Brule and his wife had one child. Brule had also fathered Odendahl's child, for whom he was paying support of $300 per month. In 1998, Brule's annual income was $63,613, however, his base pay, calculated according to a 40-hour work week, was slightly less than $50,000. He had earned the extra income by working overtime and by working shifts, which earned him shift premiums. In 1997, he earned an extra $20,000 in overtime pay as well as worker's compensation. He argued that no significant overtime income should have been imputed to him, as he wished to exercise more access to his children and as there was no incentive for him to work overtime as his bankruptcy had eliminated his debts.
- What income level should be used to calculate the support payments?

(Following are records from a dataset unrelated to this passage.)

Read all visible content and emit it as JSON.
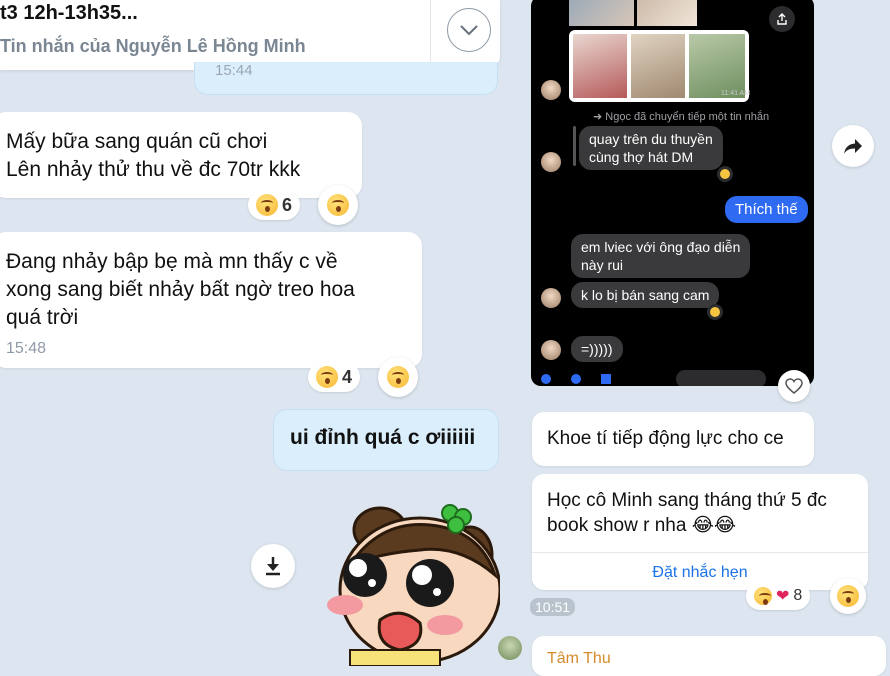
{
  "pinned": {
    "title": "t3 12h-13h35...",
    "subtitle": "Tin nhắn của Nguyễn Lê Hồng Minh",
    "partial_time": "15:44"
  },
  "messages": [
    {
      "line1": "Mấy bữa sang quán cũ chơi",
      "line2": "Lên nhảy thử thu về đc 70tr kkk",
      "reaction_count": "6"
    },
    {
      "line1": "Đang nhảy bập bẹ mà  mn thấy c về",
      "line2": "xong sang biết nhảy bất ngờ treo hoa",
      "line3": "quá trời",
      "time": "15:48",
      "reaction_count": "4"
    },
    {
      "text": "ui đỉnh quá c ơiiiiii"
    }
  ],
  "phone": {
    "forward_note": "➜ Ngọc đã chuyển tiếp một tin nhắn",
    "photo_time": "11:41 AM",
    "bubbles": [
      {
        "line1": "quay trên du thuyền",
        "line2": "cùng thợ hát DM"
      },
      {
        "mine": "Thích thế"
      },
      {
        "line1": "em lviec với ông đạo diễn",
        "line2": "này rui"
      },
      {
        "line1": "k lo bị bán sang cam"
      },
      {
        "line1": "=)))))"
      }
    ]
  },
  "right": {
    "msg1": "Khoe tí tiếp động lực cho ce",
    "msg2_line1": "Học cô Minh sang tháng thứ 5 đc",
    "msg2_line2": "book show r nha 😂😂",
    "reminder_label": "Đặt nhắc hẹn",
    "time": "10:51",
    "reaction_count": "8",
    "sender": "Tâm Thu"
  },
  "icons": {
    "chevron": "chevron-down-icon",
    "download": "download-icon",
    "share": "share-forward-icon",
    "heart": "heart-icon"
  }
}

While the court agrees that he's exercising access and may not have quite as much time to work overtime, that does not remove his ability to work some overtime. Both parents must continue to make a fair effort to earn as much as they earned historically. On the facts of the case, Aston held that an imputed income level (under s. 19) of $77,550/year was appropriate for the calculation of support. He was also ordered to share daycare expenses under s. 7(2).

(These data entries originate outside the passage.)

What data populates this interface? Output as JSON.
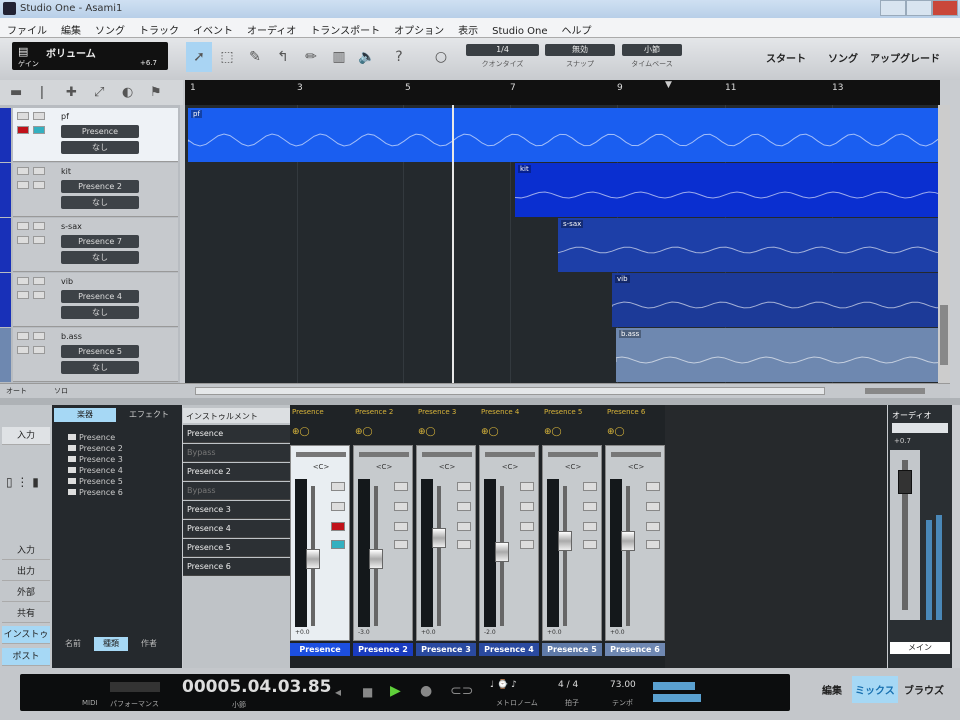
{
  "window": {
    "title": "Studio One - Asami1"
  },
  "menu": [
    "ファイル",
    "編集",
    "ソング",
    "トラック",
    "イベント",
    "オーディオ",
    "トランスポート",
    "オプション",
    "表示",
    "Studio One",
    "ヘルプ"
  ],
  "toolbar": {
    "display_title": "ボリューム",
    "display_sub": "ゲイン",
    "display_value": "+6.7",
    "quantize": {
      "value": "1/4",
      "label": "クオンタイズ"
    },
    "snap": {
      "value": "無効",
      "label": "スナップ"
    },
    "timebase": {
      "value": "小節",
      "label": "タイムベース"
    },
    "start": "スタート",
    "song": "ソング",
    "upgrade": "アップグレード"
  },
  "ruler": [
    "1",
    "3",
    "5",
    "7",
    "9",
    "11",
    "13"
  ],
  "tracks": [
    {
      "name": "pf",
      "instrument": "Presence",
      "output": "なし",
      "color": "#1a5ef0",
      "clip": "pf"
    },
    {
      "name": "kit",
      "instrument": "Presence 2",
      "output": "なし",
      "color": "#0a2fd0",
      "clip": "kit"
    },
    {
      "name": "s-sax",
      "instrument": "Presence 7",
      "output": "なし",
      "color": "#1d3fa8",
      "clip": "s-sax"
    },
    {
      "name": "vib",
      "instrument": "Presence 4",
      "output": "なし",
      "color": "#1c3a98",
      "clip": "vib"
    },
    {
      "name": "b.ass",
      "instrument": "Presence 5",
      "output": "なし",
      "color": "#6e88b0",
      "clip": "b.ass"
    }
  ],
  "footer_left": {
    "auto": "オート",
    "solo": "ソロ"
  },
  "nav": {
    "top": "入力",
    "items": [
      "入力",
      "出力",
      "外部",
      "共有",
      "インストゥルメント",
      "ポスト"
    ]
  },
  "browser": {
    "tabs": [
      "楽器",
      "エフェクト"
    ],
    "items": [
      "Presence",
      "Presence 2",
      "Presence 3",
      "Presence 4",
      "Presence 5",
      "Presence 6"
    ],
    "bottom_tabs": [
      "名前",
      "種類",
      "作者"
    ]
  },
  "channel_list": {
    "header": "インストゥルメント",
    "rows": [
      {
        "name": "Presence",
        "sub": false
      },
      {
        "name": "Bypass",
        "sub": true
      },
      {
        "name": "Presence 2",
        "sub": false
      },
      {
        "name": "Bypass",
        "sub": true
      },
      {
        "name": "Presence 3",
        "sub": false
      },
      {
        "name": "Presence 4",
        "sub": false
      },
      {
        "name": "Presence 5",
        "sub": false
      },
      {
        "name": "Presence 6",
        "sub": false
      }
    ]
  },
  "mixer": {
    "channels": [
      {
        "name": "Presence",
        "pan": "<C>",
        "vol": "+0.0",
        "level": 0.55,
        "color": "#1c4fe0"
      },
      {
        "name": "Presence 2",
        "pan": "<C>",
        "vol": "-3.0",
        "level": 0.55,
        "color": "#1a3cc0"
      },
      {
        "name": "Presence 3",
        "pan": "<C>",
        "vol": "+0.0",
        "level": 0.7,
        "color": "#2a4aa0"
      },
      {
        "name": "Presence 4",
        "pan": "<C>",
        "vol": "-2.0",
        "level": 0.6,
        "color": "#2a4aa0"
      },
      {
        "name": "Presence 5",
        "pan": "<C>",
        "vol": "+0.0",
        "level": 0.68,
        "color": "#5f7aa8"
      },
      {
        "name": "Presence 6",
        "pan": "<C>",
        "vol": "+0.0",
        "level": 0.68,
        "color": "#6f88b2"
      }
    ],
    "main": {
      "name": "メイン",
      "vol": "+0.7",
      "output": "オーディオ"
    }
  },
  "transport": {
    "midi": "MIDI",
    "performance": "パフォーマンス",
    "position": "00005.04.03.85",
    "position_unit": "小節",
    "metronome": "メトロノーム",
    "signature": "4 / 4",
    "signature_label": "拍子",
    "tempo": "73.00",
    "tempo_label": "テンポ"
  },
  "views": [
    "編集",
    "ミックス",
    "ブラウズ"
  ]
}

- A court may impute any income as it considers appropriate under s. 19.
- The list in s. 19 is non-exhaustive.
- The courts will distinguish between intentional and unintentional under/unemployment. Only intentional under/unemployment will justify imputed income.
This is not typical of court treatment of overtime or shift work; this was a very fact dependent decision.